    Normally I don’t buy or pay launch prices, and was already apprehensive.
    I might buy it when they actually finish it in 2022 or so, If I remember it at all.
  20. I had ordered the disc version for my PS4 but was able to cancel before it was shipped. I cancelled after seeing reports of unplayable and such.
    Normally I don’t buy or pay launch prices, and was already apprehensive.
    I might buy it when they actually finish it in 2022 or so, If I remember it at all.

    Yeah my plan had been to buy CP2077 as my “welcome to PS5” game. But I haven’t been able to land a PS5, and yeah – not gonna bother on PS4 (or PC)

    So I guess it has been a fitting “Welcome to PS5” experience…

  21. Yeah, I know. I’ve played through the game twice. I’m simply stating that the way this is presented and the way the game constantly selects this for you is annoying. Again, the sense of urgency makes you want to talk to her quickly, but the game tells you its the point of no return. Yet, you have to get here fairly early on in the story as the chain leading up to it is only about a third of the main story.

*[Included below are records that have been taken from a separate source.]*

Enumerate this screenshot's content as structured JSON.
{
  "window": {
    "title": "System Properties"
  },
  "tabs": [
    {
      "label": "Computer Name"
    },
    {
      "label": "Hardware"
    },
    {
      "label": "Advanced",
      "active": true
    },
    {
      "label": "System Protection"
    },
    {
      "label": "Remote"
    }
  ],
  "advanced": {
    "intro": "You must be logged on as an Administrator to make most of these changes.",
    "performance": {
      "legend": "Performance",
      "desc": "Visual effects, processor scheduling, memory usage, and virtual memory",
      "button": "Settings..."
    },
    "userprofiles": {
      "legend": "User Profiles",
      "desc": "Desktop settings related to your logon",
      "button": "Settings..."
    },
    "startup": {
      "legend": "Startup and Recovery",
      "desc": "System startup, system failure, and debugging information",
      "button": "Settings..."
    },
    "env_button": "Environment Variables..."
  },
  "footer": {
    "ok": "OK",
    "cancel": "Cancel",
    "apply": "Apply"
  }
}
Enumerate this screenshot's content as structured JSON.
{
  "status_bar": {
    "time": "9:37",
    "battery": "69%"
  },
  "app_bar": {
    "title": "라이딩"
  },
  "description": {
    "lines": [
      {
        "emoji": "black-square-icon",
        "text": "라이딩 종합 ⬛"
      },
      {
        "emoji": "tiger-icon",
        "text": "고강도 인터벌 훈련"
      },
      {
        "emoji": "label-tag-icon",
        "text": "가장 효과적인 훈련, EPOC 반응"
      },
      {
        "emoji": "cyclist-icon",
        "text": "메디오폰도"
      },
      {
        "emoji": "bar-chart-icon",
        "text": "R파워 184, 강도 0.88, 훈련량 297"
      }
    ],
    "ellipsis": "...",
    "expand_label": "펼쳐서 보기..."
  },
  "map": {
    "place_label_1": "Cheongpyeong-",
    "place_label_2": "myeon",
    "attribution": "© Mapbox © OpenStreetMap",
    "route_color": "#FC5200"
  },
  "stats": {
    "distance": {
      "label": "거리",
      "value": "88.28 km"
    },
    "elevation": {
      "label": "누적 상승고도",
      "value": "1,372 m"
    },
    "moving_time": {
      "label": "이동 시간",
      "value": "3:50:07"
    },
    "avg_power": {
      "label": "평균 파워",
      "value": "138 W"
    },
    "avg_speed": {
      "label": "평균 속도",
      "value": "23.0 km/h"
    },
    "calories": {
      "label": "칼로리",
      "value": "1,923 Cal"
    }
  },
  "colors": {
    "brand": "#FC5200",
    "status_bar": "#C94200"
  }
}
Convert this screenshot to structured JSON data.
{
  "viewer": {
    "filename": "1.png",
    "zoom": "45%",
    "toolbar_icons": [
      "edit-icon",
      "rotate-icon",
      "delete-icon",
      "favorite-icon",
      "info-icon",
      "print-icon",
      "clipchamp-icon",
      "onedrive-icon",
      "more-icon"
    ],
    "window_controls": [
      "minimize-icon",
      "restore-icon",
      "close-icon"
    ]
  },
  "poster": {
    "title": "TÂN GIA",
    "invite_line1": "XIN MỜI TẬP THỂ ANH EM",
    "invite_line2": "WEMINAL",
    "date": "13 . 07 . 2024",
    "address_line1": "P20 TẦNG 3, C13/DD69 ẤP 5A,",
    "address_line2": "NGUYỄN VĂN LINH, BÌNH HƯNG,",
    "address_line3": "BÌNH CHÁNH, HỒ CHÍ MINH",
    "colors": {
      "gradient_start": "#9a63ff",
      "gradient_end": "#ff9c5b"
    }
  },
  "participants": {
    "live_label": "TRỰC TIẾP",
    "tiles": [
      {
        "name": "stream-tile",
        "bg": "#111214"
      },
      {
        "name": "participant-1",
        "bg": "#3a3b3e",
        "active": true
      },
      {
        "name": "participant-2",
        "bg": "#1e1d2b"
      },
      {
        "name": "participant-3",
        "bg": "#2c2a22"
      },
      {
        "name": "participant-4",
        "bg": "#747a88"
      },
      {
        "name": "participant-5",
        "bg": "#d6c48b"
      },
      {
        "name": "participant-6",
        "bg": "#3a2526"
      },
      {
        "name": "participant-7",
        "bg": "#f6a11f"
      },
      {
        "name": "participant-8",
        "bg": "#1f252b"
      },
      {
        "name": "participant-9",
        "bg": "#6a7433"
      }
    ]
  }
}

    And yes, it is gating. You have to reach that point before you can do any of the other missions for Johnny and Rogue. It’s just weird how its put together. That’s my point. I think this could have been handled better. For one thing, I hate how it defaults to this quest whenever you complete anything else. You also can’t unselect it without modding the game.

    That’s for all the main missions. Whenever you finish a side mission the game will revert to a main story mission. Always. That’s annoying from the beginning of the game, not just there.

    Hence my point about the pacing. If the main story was better paced it would be impossible to get to the point of no return with 2/3 of the important storylines unfinished. You can’t have it both ways. You say you hate gating, but it is exactly what the game needs so you don’t end up finishing the main story before character arcs. That’s why Mass Effect2 works and this isn’t. It has F all to do with being open world or semi-open like ME2.

    People fall into the mistake of thinking that somehow open world games need to be fundamentally different, but that is not true. You can tell a linear story in an open world without a hitch, a’la La Noire. Or Horizon Zero Dawn.

  22. Yeah my plan had been to buy CP2077 as my “welcome to PS5” game. But I haven’t been able to land a PS5, and yeah – not gonna bother on PS4 (or PC)

    So I guess it has been a fitting “Welcome to PS5” experience…

    I think the PC version is where its at. Right now, it’s the least problematic, the best looking and there are already quite a few mods for it.

  23. I think the PC version is where its at. Right now, it’s the least problematic, the best looking and there are already quite a few mods for it.

    Yeah it usually is – but this is the style of game that I just prefer to play on my couch on the big screen. And I don’t have my computer there.

Leave a comment